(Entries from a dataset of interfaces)
________

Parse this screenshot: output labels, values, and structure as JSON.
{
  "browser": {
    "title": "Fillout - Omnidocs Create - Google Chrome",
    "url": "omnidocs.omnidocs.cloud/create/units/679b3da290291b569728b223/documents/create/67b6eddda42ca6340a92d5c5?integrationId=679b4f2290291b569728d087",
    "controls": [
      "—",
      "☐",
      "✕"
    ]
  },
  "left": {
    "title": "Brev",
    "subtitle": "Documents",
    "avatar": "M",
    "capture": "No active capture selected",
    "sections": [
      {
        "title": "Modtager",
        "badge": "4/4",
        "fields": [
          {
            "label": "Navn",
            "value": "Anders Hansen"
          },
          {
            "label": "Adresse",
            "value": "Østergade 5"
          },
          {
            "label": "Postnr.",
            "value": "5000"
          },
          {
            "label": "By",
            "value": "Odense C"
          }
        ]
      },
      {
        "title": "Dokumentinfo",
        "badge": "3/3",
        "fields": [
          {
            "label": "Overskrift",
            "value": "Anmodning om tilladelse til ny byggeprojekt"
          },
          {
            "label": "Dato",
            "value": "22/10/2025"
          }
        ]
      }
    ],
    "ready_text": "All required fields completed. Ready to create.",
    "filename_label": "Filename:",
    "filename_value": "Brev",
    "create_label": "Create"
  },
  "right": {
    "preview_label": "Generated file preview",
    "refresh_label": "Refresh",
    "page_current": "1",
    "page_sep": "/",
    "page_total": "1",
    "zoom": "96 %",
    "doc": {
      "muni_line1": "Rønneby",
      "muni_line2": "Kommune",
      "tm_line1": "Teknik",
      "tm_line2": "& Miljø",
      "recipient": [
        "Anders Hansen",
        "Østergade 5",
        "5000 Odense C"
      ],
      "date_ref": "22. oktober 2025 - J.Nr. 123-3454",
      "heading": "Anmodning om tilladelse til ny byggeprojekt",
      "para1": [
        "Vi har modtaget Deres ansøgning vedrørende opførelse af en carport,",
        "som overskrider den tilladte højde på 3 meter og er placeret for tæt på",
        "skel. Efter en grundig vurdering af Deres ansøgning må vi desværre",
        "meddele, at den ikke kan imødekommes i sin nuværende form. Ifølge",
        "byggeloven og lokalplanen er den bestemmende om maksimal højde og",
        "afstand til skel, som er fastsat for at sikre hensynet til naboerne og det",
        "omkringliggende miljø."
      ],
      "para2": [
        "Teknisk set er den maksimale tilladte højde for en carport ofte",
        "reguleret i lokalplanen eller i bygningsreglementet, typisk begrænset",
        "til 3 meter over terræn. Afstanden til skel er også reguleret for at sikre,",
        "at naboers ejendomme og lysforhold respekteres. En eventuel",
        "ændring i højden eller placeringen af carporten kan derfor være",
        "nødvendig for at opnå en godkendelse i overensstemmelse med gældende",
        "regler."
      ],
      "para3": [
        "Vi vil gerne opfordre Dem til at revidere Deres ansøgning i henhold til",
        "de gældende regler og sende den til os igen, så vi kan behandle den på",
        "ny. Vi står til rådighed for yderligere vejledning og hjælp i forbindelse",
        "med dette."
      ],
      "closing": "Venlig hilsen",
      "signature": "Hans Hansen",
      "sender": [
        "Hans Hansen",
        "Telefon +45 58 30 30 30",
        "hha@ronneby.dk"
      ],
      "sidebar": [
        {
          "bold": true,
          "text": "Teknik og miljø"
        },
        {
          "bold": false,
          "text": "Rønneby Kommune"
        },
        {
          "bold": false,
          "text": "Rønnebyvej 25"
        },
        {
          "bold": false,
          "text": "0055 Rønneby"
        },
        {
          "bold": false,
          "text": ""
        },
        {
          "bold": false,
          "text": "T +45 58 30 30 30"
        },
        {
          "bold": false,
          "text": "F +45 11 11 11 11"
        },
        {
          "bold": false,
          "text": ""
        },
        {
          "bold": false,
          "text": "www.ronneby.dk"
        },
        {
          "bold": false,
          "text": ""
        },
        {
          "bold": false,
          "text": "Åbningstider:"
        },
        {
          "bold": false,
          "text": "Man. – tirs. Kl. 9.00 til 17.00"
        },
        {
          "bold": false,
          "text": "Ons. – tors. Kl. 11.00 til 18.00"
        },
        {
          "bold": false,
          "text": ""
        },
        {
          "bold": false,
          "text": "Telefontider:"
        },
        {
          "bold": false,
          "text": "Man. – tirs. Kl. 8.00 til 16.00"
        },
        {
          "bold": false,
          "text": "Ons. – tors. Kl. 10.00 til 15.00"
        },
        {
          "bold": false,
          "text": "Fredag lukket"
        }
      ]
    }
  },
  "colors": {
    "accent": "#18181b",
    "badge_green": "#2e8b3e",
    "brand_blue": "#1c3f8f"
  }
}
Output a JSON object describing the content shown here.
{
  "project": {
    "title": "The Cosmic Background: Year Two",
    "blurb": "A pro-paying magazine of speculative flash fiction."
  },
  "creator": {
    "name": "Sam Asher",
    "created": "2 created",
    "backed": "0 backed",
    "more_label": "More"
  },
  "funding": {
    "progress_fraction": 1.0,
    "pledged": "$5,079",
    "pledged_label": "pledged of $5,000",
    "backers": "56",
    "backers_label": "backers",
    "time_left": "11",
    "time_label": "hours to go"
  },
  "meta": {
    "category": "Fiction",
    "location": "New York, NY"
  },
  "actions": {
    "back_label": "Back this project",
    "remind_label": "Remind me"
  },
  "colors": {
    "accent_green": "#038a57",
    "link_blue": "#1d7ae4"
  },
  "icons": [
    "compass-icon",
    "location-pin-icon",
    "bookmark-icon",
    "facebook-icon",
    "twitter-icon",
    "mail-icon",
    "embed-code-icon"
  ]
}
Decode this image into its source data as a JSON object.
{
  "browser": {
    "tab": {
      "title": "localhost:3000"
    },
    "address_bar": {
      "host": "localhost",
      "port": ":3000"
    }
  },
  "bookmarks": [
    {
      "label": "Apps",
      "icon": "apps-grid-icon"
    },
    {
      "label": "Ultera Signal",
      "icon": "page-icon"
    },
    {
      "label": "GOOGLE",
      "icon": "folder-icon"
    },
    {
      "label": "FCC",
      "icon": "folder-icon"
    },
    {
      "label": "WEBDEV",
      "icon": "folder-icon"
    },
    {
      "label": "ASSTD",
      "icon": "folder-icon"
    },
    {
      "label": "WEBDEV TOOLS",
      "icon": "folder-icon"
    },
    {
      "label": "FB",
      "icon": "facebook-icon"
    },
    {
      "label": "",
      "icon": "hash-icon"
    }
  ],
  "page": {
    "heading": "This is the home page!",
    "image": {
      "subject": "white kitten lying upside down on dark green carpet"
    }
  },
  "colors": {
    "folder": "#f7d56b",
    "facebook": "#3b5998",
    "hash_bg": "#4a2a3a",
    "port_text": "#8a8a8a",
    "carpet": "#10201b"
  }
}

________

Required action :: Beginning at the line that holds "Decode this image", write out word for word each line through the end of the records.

Task solution ::
Decode this image into its source data as a JSON object.
{
  "browser": {
    "tab": {
      "title": "localhost:3000"
    },
    "address_bar": {
      "host": "localhost",
      "port": ":3000"
    }
  },
  "bookmarks": [
    {
      "label": "Apps",
      "icon": "apps-grid-icon"
    },
    {
      "label": "Ultera Signal",
      "icon": "page-icon"
    },
    {
      "label": "GOOGLE",
      "icon": "folder-icon"
    },
    {
      "label": "FCC",
      "icon": "folder-icon"
    },
    {
      "label": "WEBDEV",
      "icon": "folder-icon"
    },
    {
      "label": "ASSTD",
      "icon": "folder-icon"
    },
    {
      "label": "WEBDEV TOOLS",
      "icon": "folder-icon"
    },
    {
      "label": "FB",
      "icon": "facebook-icon"
    },
    {
      "label": "",
      "icon": "hash-icon"
    }
  ],
  "page": {
    "heading": "This is the home page!",
    "image": {
      "subject": "white kitten lying upside down on dark green carpet"
    }
  },
  "colors": {
    "folder": "#f7d56b",
    "facebook": "#3b5998",
    "hash_bg": "#4a2a3a",
    "port_text": "#8a8a8a",
    "carpet": "#10201b"
  }
}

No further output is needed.